→ Exercise requirements: The lines from the one holding "Decode this image" through the end of the records below are to be written out exactly, and nothing else; pictures are to be left out.

(Entries taken from a collection)
....
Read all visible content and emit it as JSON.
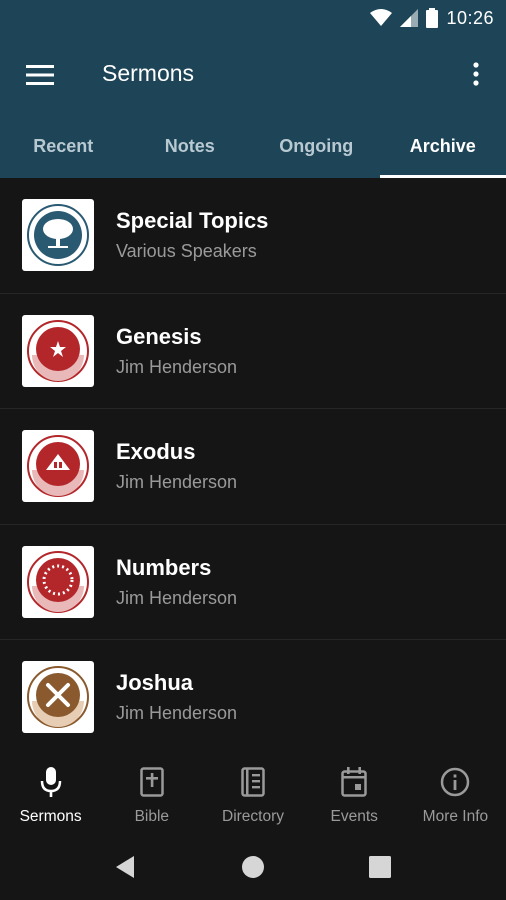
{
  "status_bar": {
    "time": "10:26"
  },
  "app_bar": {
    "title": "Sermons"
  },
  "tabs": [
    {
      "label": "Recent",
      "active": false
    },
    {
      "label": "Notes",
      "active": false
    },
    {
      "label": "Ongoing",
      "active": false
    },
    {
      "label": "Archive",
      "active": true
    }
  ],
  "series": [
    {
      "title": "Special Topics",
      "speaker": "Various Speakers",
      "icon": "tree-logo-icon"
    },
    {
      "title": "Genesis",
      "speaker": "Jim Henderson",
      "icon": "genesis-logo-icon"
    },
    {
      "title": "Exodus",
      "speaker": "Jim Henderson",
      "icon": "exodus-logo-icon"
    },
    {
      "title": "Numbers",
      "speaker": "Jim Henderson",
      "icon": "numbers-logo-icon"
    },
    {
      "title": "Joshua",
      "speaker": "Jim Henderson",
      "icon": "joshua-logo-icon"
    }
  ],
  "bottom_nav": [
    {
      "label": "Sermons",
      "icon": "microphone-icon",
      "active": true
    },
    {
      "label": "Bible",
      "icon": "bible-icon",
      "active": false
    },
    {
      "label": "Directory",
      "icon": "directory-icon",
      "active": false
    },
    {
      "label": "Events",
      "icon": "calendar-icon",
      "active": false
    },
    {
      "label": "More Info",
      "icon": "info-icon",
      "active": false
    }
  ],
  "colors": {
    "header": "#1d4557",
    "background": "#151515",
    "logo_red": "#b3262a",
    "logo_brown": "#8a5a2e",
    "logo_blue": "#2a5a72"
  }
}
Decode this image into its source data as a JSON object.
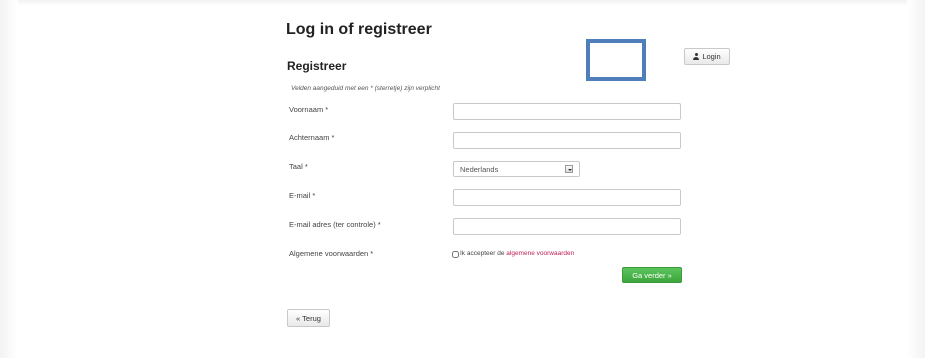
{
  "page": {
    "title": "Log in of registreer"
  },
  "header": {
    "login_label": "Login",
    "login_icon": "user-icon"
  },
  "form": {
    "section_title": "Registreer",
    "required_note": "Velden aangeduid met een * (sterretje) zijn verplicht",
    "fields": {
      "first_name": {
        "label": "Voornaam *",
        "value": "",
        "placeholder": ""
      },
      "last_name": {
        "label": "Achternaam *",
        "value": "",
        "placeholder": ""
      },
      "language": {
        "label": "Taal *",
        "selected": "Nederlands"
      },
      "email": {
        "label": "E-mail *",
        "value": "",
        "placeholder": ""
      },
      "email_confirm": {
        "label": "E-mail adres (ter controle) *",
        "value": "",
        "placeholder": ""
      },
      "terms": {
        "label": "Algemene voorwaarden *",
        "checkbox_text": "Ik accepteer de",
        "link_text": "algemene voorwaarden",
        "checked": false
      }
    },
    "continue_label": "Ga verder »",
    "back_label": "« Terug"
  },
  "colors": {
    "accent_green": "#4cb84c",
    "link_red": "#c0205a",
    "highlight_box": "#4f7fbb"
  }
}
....
→ Solution to the problem:
Decode this image into its source data as a JSON object.
{
  "page": {
    "title": "Log in of registreer"
  },
  "header": {
    "login_label": "Login",
    "login_icon": "user-icon"
  },
  "form": {
    "section_title": "Registreer",
    "required_note": "Velden aangeduid met een * (sterretje) zijn verplicht",
    "fields": {
      "first_name": {
        "label": "Voornaam *",
        "value": "",
        "placeholder": ""
      },
      "last_name": {
        "label": "Achternaam *",
        "value": "",
        "placeholder": ""
      },
      "language": {
        "label": "Taal *",
        "selected": "Nederlands"
      },
      "email": {
        "label": "E-mail *",
        "value": "",
        "placeholder": ""
      },
      "email_confirm": {
        "label": "E-mail adres (ter controle) *",
        "value": "",
        "placeholder": ""
      },
      "terms": {
        "label": "Algemene voorwaarden *",
        "checkbox_text": "Ik accepteer de",
        "link_text": "algemene voorwaarden",
        "checked": false
      }
    },
    "continue_label": "Ga verder »",
    "back_label": "« Terug"
  },
  "colors": {
    "accent_green": "#4cb84c",
    "link_red": "#c0205a",
    "highlight_box": "#4f7fbb"
  }
}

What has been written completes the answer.